• [What is required]:
Scan the listing for "preview" and copy out each line that has it.
··· Supplied entries ···
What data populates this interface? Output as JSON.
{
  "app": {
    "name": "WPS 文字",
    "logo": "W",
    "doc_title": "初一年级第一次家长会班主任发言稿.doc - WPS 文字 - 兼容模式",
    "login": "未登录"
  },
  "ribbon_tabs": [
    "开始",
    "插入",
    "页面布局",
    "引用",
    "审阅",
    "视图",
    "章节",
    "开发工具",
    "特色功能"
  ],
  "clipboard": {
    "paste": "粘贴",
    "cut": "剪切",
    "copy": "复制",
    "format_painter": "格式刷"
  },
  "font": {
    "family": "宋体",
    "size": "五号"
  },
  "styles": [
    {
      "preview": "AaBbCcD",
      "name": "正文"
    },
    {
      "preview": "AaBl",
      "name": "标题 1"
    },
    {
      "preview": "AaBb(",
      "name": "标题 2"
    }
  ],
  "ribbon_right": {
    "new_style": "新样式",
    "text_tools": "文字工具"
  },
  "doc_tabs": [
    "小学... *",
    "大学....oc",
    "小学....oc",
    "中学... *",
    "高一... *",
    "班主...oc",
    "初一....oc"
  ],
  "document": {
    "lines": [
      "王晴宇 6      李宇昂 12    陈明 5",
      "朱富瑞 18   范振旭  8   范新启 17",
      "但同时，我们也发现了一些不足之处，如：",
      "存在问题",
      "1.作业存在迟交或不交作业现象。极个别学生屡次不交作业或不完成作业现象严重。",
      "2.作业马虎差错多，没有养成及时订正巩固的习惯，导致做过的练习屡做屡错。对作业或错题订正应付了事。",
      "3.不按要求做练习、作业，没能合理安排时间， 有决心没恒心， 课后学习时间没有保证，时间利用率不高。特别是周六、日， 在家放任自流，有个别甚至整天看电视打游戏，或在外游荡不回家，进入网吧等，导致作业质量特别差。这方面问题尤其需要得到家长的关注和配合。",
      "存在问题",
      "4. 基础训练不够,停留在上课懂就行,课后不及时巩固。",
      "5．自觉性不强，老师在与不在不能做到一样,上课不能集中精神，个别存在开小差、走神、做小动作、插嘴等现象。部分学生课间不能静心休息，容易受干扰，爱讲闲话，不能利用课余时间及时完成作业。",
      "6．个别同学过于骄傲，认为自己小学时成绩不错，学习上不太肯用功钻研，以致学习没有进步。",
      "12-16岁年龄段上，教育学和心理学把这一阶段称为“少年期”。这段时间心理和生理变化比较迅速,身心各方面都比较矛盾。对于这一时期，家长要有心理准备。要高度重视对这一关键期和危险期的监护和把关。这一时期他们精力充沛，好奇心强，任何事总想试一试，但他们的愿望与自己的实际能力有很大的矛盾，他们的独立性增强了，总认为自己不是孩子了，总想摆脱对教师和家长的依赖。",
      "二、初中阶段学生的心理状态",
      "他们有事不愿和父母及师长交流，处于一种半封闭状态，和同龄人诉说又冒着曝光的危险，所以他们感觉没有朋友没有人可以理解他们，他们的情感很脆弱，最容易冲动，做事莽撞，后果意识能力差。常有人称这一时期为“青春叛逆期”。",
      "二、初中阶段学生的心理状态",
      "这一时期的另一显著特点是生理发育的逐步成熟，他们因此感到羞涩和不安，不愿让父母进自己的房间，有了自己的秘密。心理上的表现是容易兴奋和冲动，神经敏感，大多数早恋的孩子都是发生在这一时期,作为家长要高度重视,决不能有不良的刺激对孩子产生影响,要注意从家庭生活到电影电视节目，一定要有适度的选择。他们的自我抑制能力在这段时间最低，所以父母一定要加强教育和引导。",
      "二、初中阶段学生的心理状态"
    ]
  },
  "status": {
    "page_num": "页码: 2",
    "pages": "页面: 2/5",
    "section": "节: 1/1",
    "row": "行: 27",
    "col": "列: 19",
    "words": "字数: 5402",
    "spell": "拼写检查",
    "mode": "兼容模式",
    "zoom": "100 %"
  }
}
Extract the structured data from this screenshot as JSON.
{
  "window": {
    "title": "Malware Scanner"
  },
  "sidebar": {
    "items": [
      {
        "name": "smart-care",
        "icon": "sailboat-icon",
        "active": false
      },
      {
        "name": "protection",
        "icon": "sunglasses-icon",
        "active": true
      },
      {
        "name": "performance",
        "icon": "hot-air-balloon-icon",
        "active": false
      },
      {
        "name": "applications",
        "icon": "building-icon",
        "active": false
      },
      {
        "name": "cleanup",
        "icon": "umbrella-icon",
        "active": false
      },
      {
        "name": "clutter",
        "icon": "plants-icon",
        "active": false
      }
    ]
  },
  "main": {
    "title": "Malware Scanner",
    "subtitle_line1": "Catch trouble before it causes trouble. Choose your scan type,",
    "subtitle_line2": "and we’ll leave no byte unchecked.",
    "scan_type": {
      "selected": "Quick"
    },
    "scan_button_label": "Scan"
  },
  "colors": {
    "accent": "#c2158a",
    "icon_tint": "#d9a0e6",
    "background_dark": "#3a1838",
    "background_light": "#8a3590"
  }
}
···
• [Output below]:
      "preview": "AaBbCcD",
      "preview": "AaBl",
      "preview": "AaBb(",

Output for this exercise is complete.